**Entries shown:**
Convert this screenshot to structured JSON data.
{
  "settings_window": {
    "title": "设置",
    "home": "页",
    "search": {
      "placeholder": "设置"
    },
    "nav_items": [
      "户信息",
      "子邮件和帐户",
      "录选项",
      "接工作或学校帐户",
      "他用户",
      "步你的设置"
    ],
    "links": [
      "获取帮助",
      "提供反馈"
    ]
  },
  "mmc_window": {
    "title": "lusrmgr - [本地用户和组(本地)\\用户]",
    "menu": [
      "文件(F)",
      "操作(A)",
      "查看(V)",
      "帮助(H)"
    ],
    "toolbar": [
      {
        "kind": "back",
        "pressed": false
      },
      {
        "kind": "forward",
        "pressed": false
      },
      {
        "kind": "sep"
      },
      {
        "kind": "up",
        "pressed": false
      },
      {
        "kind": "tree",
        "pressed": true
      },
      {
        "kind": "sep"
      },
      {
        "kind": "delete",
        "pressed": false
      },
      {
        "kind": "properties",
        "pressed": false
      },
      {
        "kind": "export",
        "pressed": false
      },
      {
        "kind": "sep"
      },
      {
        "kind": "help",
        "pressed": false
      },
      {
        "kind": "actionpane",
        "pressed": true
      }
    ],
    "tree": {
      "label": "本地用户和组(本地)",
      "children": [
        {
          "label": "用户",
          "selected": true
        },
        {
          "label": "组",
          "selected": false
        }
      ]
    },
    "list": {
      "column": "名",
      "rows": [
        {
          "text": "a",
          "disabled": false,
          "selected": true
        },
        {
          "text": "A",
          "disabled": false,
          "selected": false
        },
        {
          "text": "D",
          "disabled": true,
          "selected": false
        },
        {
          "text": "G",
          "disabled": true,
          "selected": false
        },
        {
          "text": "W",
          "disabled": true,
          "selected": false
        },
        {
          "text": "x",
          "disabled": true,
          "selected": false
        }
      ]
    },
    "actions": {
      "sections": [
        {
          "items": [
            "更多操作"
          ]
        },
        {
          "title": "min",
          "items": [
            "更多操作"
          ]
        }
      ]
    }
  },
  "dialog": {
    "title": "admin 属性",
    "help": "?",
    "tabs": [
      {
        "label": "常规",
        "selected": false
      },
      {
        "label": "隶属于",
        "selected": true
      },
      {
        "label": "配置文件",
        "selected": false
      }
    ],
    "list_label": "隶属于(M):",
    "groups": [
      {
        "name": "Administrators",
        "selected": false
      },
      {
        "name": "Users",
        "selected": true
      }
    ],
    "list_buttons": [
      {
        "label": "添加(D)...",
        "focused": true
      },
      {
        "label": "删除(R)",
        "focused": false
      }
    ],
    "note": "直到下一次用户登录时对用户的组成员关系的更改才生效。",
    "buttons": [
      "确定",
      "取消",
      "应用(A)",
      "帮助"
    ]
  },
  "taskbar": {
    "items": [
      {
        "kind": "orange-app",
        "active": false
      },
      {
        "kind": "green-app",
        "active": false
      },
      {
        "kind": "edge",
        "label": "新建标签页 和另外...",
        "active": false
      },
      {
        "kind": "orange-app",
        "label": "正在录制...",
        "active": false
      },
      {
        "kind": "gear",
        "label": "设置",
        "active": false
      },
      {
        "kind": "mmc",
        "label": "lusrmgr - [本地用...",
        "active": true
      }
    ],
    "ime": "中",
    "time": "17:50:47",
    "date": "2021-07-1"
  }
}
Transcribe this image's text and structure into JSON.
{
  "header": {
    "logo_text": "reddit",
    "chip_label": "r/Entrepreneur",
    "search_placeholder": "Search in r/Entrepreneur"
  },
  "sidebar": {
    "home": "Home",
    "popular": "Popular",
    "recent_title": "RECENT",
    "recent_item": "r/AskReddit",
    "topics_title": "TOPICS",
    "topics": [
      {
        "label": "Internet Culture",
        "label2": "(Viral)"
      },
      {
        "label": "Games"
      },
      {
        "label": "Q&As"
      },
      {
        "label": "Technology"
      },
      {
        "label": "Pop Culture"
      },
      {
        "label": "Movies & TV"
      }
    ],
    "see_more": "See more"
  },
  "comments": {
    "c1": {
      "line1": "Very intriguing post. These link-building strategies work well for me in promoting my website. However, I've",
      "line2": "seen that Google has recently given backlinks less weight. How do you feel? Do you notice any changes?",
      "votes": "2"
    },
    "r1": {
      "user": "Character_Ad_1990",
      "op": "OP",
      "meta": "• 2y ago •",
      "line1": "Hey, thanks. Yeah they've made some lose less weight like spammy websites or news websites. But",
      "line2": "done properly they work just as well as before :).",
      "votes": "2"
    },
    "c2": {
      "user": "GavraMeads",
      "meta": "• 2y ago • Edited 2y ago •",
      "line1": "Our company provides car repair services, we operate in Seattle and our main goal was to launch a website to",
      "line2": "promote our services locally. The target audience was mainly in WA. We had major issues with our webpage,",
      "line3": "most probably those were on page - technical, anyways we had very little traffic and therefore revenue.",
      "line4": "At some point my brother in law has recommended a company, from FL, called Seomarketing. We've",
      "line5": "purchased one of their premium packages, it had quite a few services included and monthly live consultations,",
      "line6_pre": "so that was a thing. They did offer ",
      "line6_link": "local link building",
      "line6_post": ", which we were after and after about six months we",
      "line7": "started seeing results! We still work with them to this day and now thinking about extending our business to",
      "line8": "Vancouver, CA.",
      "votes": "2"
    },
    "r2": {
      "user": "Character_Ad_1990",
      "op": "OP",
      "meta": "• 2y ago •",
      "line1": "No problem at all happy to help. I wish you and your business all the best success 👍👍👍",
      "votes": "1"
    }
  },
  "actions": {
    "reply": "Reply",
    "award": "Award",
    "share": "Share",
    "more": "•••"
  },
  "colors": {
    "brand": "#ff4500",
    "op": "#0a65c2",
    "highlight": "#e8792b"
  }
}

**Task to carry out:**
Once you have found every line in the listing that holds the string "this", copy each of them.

**Expected output:**
Convert this screenshot to structured JSON data.
Transcribe this image's text and structure into JSON.
      "line7": "started seeing results! We still work with them to this day and now thinking about extending our business to",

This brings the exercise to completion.